In Kilifi, Kenya’s coastal belt, Marietta Halima Kazungu has developed Rapidcovix Breathalyzer, medical equipment that helps people in rural areas who cannot afford the high costs of testing to better detect infectious diseases.
Natasha Njoki Ndai as well as Wema Wambugo Marandu both from Nairobi make five nominees from Kenya who were this year picked by RISE, an initiative of Schmidt Futures and the Rhodes Trust that scouts for smart projects run by brilliant teenagers across the world.
At the moment, the window is open for Kenyan teens aged between 15 and 17 years (as of July 1st, 2023) to join the Global Rise Community, a team of young global citizens who are keen on solving daunting challenges facing humanity through impactful projects. The winners get a set of lifetime benefits such as lucrative study scholarships.
The Rise Global Challenge is a brainchild of Schmidt Futures, a philanthropic initiative that brings talented people together to solve hard problems in science and society in partnership with the Rhodes Trust, an international education charity programme.
During the application, applicants are invited to demonstrate their passion and talent through videos, projects, and group interviews, allowing them to pitch projects aligning with their interests, abilities, and time availability.
The online applications are open on the Rise website and will remain open until January 25, 2023, at 19:59pm Kenyan time. Apply here
The program organisers, RISE, will leverage their expansive network comprising over 30 global organisations such as NBA Africa, the HALI Access Network, KenSAP, and Akili Dada in Kenya, to help aspirants without access to the internet.
Diana Njuguna, Head of Programs for Akili Dada, said: “Akili Dada is thrilled to continue growing our partnership with Rise in Kenya as we work together to nurture the next generation of young and innovative leaders looking to build a better world.”
Schmidt Futures CEO Eric Braverman said his organization will keep scouring the globe, seeking hidden brilliance.
“There are so many extraordinary people who could do so much more to make the world better if they only could find opportunity and each other. We hope to make the longest bet we can imagine on exceptional talent with perseverance, integrity, and care for others,” he said.
Braverman’s counterpart in Rhodes Trust, Elizabeth Kiss said, “Rise is an extraordinary opportunity for people from every corner of the world to embark on a lifelong journey of service and impact. Wherever you are, we encourage you to apply.

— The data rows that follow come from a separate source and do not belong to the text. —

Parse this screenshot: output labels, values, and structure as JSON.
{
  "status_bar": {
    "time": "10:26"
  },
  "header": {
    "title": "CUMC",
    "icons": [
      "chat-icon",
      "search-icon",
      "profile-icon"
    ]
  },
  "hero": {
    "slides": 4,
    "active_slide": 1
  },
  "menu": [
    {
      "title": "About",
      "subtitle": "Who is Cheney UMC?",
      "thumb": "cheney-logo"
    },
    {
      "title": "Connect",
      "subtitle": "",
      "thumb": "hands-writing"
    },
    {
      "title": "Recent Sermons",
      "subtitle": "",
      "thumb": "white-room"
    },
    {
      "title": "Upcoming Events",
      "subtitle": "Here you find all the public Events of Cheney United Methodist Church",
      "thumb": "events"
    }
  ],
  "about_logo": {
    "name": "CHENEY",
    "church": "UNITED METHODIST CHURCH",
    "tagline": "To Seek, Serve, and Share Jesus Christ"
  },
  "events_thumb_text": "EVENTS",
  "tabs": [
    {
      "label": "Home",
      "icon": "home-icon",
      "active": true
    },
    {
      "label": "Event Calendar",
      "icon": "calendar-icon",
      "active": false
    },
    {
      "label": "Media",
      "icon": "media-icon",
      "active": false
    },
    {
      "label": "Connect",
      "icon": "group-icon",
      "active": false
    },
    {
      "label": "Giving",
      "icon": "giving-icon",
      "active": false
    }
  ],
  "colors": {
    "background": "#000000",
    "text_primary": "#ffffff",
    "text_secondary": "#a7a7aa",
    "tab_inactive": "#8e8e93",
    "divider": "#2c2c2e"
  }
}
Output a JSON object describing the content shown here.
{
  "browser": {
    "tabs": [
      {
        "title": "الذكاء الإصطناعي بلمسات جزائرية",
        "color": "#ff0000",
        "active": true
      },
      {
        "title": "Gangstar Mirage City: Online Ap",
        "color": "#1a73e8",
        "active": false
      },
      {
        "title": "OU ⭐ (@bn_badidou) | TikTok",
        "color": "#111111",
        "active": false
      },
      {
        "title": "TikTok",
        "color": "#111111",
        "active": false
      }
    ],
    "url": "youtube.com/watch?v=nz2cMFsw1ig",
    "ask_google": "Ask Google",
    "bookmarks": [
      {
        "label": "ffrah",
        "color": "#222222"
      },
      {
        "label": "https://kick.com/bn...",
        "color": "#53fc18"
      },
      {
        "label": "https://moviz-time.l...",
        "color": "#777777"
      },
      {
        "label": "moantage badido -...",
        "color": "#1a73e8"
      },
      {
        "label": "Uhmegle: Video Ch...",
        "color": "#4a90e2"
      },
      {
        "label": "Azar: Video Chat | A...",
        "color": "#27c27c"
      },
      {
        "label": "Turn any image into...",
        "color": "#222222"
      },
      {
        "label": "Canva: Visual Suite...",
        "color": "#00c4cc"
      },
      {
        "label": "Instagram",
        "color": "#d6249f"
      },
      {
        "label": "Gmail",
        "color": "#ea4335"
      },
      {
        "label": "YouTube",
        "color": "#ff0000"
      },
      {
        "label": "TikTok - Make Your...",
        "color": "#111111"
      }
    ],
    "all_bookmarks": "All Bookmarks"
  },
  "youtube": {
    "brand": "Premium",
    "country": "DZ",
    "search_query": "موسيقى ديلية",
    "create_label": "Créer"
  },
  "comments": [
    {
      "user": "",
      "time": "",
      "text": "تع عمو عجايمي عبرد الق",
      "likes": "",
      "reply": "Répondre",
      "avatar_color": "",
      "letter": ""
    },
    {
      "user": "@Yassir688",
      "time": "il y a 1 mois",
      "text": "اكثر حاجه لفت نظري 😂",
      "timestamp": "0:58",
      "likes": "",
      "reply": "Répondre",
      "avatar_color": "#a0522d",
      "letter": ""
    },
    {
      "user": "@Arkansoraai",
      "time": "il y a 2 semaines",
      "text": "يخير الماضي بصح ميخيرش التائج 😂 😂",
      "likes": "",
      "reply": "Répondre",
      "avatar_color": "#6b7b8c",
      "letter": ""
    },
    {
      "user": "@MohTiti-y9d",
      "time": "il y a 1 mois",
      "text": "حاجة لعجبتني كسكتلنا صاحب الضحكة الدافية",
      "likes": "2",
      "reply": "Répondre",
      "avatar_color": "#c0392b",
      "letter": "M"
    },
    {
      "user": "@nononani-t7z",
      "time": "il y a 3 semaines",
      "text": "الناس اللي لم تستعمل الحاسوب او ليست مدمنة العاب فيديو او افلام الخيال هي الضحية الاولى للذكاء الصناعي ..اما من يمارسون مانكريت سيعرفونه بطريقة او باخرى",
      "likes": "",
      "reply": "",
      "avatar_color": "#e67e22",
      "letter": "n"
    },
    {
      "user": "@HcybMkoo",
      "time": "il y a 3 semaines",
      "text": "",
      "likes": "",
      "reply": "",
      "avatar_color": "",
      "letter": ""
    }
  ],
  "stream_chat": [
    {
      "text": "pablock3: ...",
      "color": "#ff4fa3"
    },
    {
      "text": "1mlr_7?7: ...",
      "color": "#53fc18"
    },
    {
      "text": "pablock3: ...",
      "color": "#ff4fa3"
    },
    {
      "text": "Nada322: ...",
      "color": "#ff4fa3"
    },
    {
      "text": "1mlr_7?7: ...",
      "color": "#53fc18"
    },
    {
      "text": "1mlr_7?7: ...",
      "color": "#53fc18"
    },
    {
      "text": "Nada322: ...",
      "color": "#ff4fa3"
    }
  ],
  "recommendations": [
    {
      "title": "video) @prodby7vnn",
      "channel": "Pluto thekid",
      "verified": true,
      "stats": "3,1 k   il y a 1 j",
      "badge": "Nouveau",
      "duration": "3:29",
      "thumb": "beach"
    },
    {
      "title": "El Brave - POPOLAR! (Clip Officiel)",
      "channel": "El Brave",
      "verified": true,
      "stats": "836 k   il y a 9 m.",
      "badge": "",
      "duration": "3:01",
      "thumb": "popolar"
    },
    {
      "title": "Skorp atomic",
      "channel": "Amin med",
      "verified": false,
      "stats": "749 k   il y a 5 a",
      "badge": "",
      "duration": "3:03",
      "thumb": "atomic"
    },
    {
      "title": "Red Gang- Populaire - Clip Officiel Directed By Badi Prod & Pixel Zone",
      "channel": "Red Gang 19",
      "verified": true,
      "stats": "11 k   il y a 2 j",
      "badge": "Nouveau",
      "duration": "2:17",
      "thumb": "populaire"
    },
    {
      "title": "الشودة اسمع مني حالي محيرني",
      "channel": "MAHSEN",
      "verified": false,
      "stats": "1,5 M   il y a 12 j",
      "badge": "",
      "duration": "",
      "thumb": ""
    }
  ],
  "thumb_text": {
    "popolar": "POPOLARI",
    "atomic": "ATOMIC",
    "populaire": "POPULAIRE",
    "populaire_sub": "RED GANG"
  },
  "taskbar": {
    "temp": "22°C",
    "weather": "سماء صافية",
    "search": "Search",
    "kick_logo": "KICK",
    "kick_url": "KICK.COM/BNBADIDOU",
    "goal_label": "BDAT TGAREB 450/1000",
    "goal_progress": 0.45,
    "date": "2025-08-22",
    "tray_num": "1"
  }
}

You only know what you can achieve when you try.”
Since its inception, Rise has welcomed more than 150,000 people from over 170 countries to its community and selected 200 winners from 69 countries, with Kenya getting seven in the last two years.